This significant, multi-day lightning event sparked some of the biggest wildfires in California history, including the August Complex, the SCU Lightning Complex, the LNU Lightning Complex and the North Complex. All of these fires burning in central and northern parts of California scorched more than 2 million acres.

Cornish was also initially shocked at the lightning reports across the southeastern U.S., typically one of the stormiest areas of the country. "Much of the Southeast was much wetter than normal [in 2020]," he said. "In fact, there are some communities that had over 100 inches of rain."

However, daily summertime thunderstorms were not the source of the staggering rainfall totals across the region.

"A lot of the times in the Southeast, we associate thunderstorms with their rainfall, but a lot of our rain in the Southeast came from landfalling tropical systems, and tropical storms somewhat counter-intuitively don't bring a whole lot of lightning to the Southeast," Cornish said. "Even if it's a day or two after landfall, you're not going to find a whole lot of lightning with those storms, but they are prolific rain producers."

Additionally, high pressure frequently set up over the central U.S. during the spring and summer months, putting a cap on the number of thunderstorms during what is typically the height of severe weather season.

In May and June alone, there was 32% less lightning across the country when compared to the previous five years, Vaisala reported.

Despite the U.S. as a whole having fewer lightning strikes in 2020 than 2019, there were a few exceptions to the national average.

Michigan had one of its most active years on record with more than 2.3 million lightning bolts detected with several severe weather events unfolding throughout the year.
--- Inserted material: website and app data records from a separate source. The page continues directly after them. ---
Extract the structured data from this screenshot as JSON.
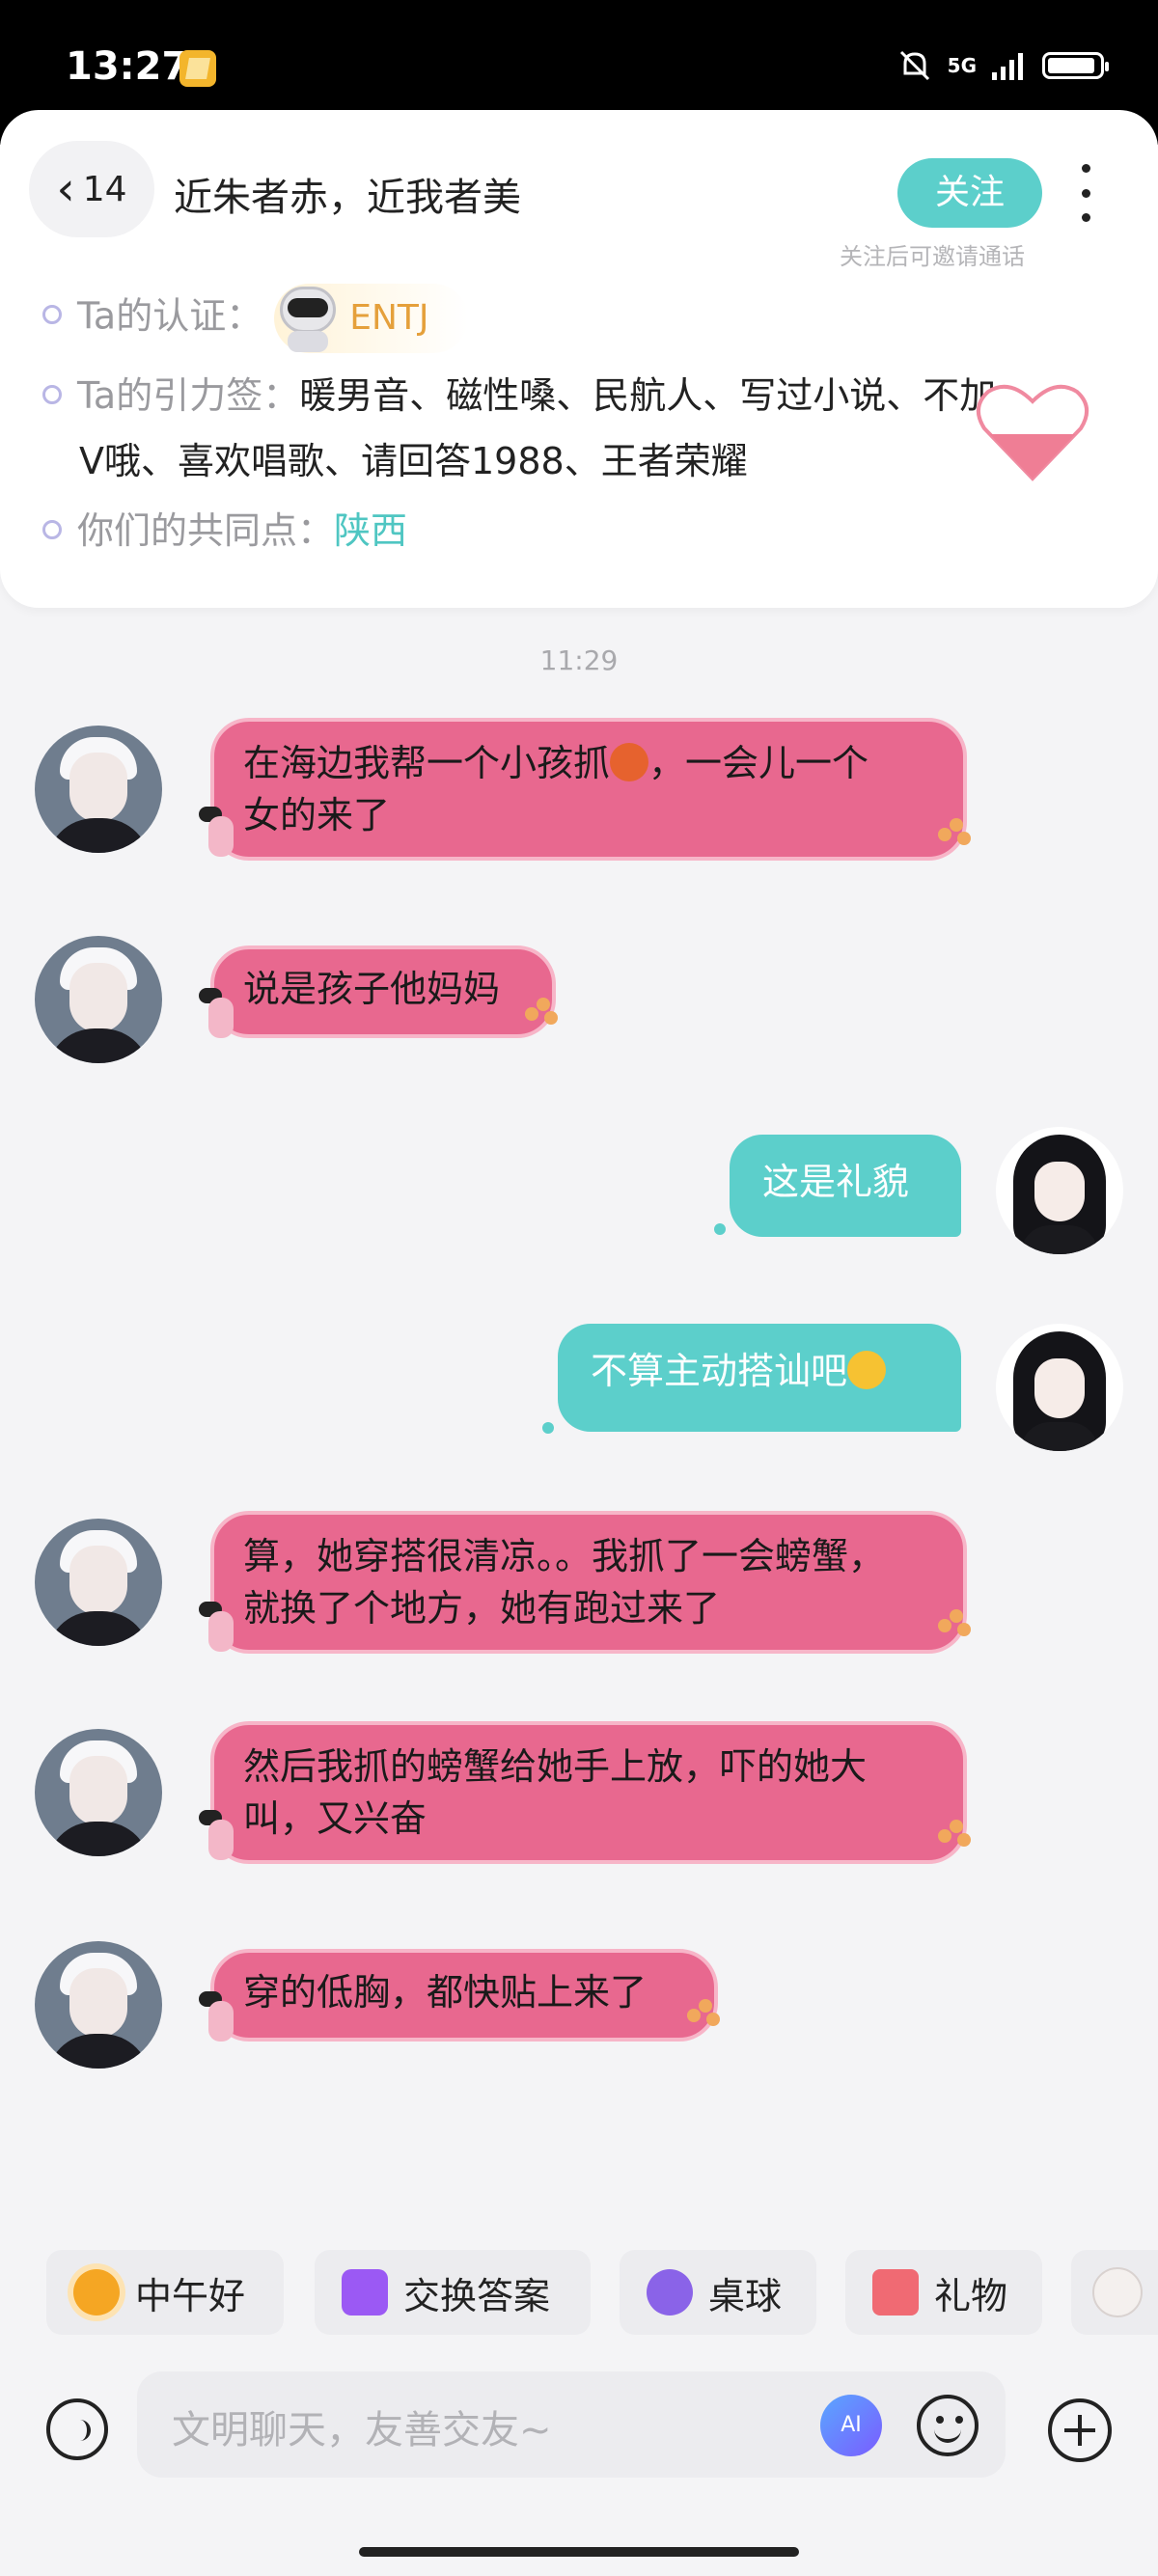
{
  "status_bar": {
    "time": "13:27",
    "network": "5G"
  },
  "header": {
    "unread_count": "14",
    "title": "近朱者赤，近我者美",
    "follow_label": "关注",
    "follow_hint": "关注后可邀请通话"
  },
  "profile_info": {
    "cert_label": "Ta的认证：",
    "cert_value": "ENTJ",
    "tags_label": "Ta的引力签：",
    "tags_line1": "暖男音、磁性嗓、民航人、写过小说、不加",
    "tags_line2": "V哦、喜欢唱歌、请回答1988、王者荣耀",
    "common_label": "你们的共同点：",
    "common_value": "陕西"
  },
  "timestamp": "11:29",
  "messages": [
    {
      "side": "in",
      "line1": "在海边我帮一个小孩抓",
      "line1_suffix": "，一会儿一个",
      "line2": "女的来了"
    },
    {
      "side": "in",
      "text": "说是孩子他妈妈"
    },
    {
      "side": "out",
      "text": "这是礼貌"
    },
    {
      "side": "out",
      "text": "不算主动搭讪吧"
    },
    {
      "side": "in",
      "line1": "算，她穿搭很清凉。。我抓了一会螃蟹，",
      "line2": "就换了个地方，她有跑过来了"
    },
    {
      "side": "in",
      "line1": "然后我抓的螃蟹给她手上放，吓的她大",
      "line2": "叫，又兴奋"
    },
    {
      "side": "in",
      "text": "穿的低胸，都快贴上来了"
    }
  ],
  "quick_actions": [
    {
      "label": "中午好",
      "icon": "sun-icon"
    },
    {
      "label": "交换答案",
      "icon": "swap-icon"
    },
    {
      "label": "桌球",
      "icon": "billiard-ball-icon"
    },
    {
      "label": "礼物",
      "icon": "gift-icon"
    }
  ],
  "input": {
    "placeholder": "文明聊天，友善交友~",
    "ai_label": "AI"
  },
  "colors": {
    "accent": "#5ccfcb",
    "incoming_bubble": "#e8688f",
    "incoming_border": "#f7b5c8"
  }
}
According to NOAA's Storm Prediction Center, there were 389 severe weather reports in Michigan during 2020, notably more than in 2019, 2018, 2017 or 2016.

Alaska also jumped up the list of the total lightning strikes per state, finishing the year 35th with 415,231 lightning events, more than New Jersey or California.

However, Florida remained at the top of the list averaging more lightning bolts per square mile than any other state, staying true to its nickname of the lightning capital of the U.S.

Additional reporting by Bill Wadell.